[About this task] Take every line in the entries that includes the word "JSON" and copy it.
*** Given data
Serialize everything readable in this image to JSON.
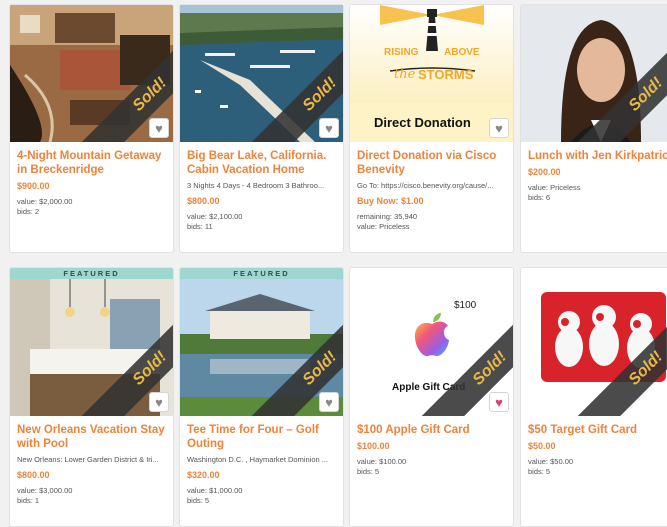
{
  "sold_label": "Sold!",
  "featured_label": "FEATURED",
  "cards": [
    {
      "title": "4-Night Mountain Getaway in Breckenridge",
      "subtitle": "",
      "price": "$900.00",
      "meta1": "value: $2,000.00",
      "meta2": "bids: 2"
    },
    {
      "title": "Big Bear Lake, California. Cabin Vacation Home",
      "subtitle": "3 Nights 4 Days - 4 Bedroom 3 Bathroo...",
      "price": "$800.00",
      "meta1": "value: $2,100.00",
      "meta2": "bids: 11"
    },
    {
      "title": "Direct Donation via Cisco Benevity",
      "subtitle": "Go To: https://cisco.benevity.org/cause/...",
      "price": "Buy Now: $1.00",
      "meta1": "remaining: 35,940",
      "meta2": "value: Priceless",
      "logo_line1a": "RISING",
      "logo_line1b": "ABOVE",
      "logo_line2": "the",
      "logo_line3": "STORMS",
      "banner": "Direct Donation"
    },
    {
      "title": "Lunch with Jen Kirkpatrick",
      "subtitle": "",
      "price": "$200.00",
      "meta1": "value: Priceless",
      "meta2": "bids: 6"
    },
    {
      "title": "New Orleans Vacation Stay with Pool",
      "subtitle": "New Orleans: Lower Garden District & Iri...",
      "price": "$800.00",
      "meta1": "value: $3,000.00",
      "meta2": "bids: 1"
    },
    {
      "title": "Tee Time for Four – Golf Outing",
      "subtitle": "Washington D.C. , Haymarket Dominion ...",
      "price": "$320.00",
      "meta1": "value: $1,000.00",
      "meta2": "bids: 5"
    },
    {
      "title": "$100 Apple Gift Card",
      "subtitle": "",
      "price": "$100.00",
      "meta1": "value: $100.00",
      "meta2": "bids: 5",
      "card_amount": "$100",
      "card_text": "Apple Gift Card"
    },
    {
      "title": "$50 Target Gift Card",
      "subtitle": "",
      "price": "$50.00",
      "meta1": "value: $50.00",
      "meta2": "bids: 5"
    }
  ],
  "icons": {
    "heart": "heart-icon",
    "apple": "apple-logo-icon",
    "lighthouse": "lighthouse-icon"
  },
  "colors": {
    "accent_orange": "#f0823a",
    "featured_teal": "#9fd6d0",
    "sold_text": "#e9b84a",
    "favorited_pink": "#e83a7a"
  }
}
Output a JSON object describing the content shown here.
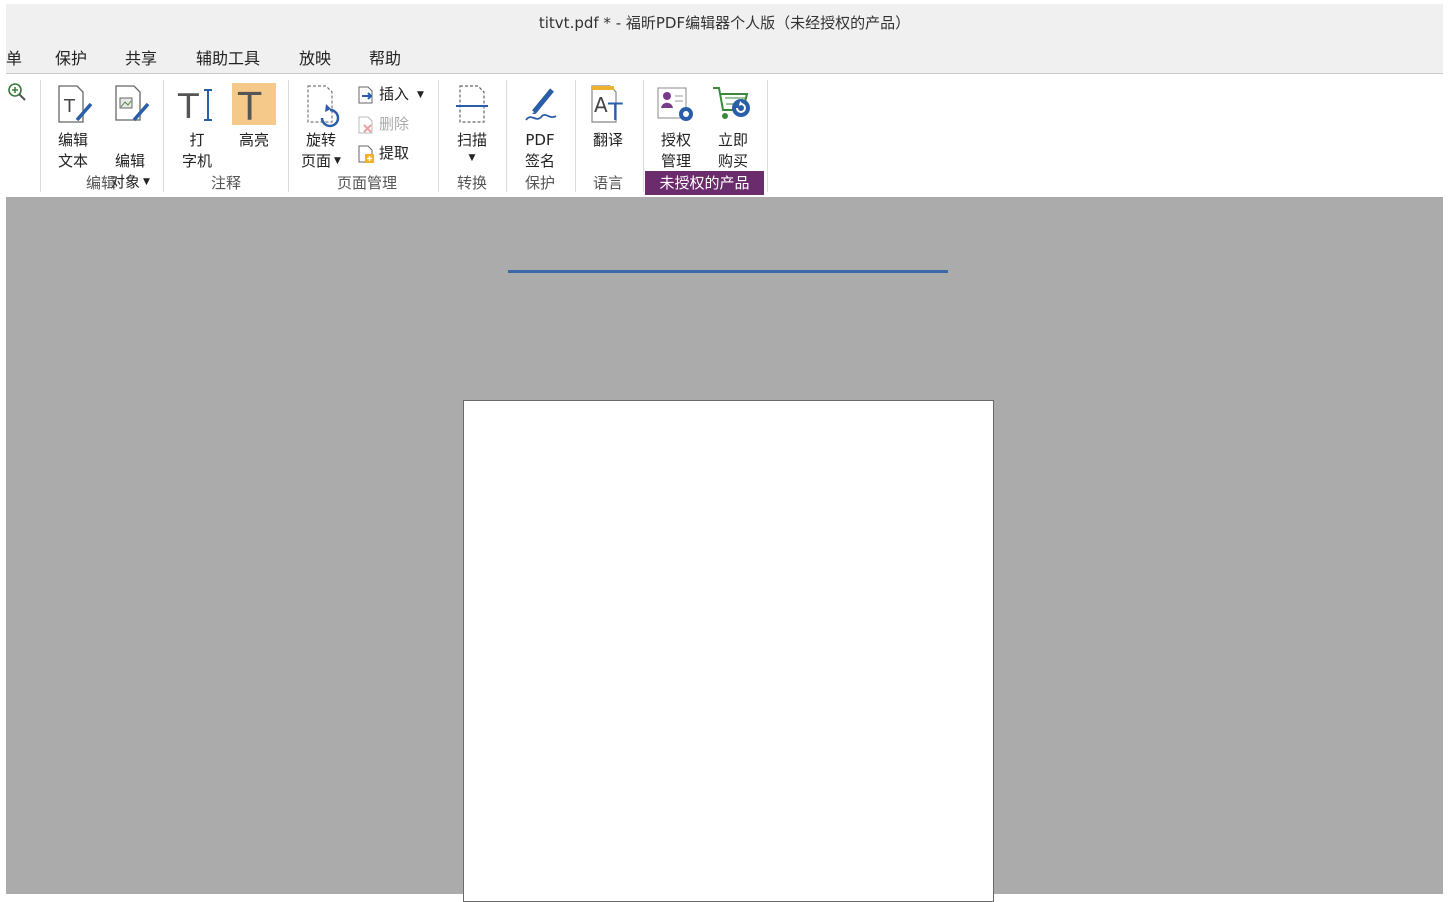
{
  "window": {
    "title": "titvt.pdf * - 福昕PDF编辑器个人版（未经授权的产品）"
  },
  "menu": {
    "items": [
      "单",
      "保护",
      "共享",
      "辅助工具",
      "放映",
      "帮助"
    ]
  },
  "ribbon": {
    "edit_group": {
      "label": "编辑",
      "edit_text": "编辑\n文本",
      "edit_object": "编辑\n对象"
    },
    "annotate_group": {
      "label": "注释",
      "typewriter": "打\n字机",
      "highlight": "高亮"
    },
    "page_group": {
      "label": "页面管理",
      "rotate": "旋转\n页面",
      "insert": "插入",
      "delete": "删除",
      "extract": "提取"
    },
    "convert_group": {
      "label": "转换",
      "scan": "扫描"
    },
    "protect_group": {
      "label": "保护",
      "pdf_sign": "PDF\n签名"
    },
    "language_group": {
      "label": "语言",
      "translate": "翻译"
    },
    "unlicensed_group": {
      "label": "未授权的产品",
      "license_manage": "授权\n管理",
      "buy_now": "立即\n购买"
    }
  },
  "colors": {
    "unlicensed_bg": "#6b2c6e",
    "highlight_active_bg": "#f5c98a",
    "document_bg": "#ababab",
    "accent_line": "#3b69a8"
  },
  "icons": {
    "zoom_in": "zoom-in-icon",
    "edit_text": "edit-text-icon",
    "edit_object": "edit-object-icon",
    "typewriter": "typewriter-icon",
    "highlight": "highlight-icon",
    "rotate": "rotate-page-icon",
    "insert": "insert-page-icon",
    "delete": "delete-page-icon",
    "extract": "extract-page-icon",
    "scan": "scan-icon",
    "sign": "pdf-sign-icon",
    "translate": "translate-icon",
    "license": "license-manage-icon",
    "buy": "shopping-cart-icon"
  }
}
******
[Answer area]
Serialize everything readable in this image to JSON.
Output a JSON object describing the content shown here.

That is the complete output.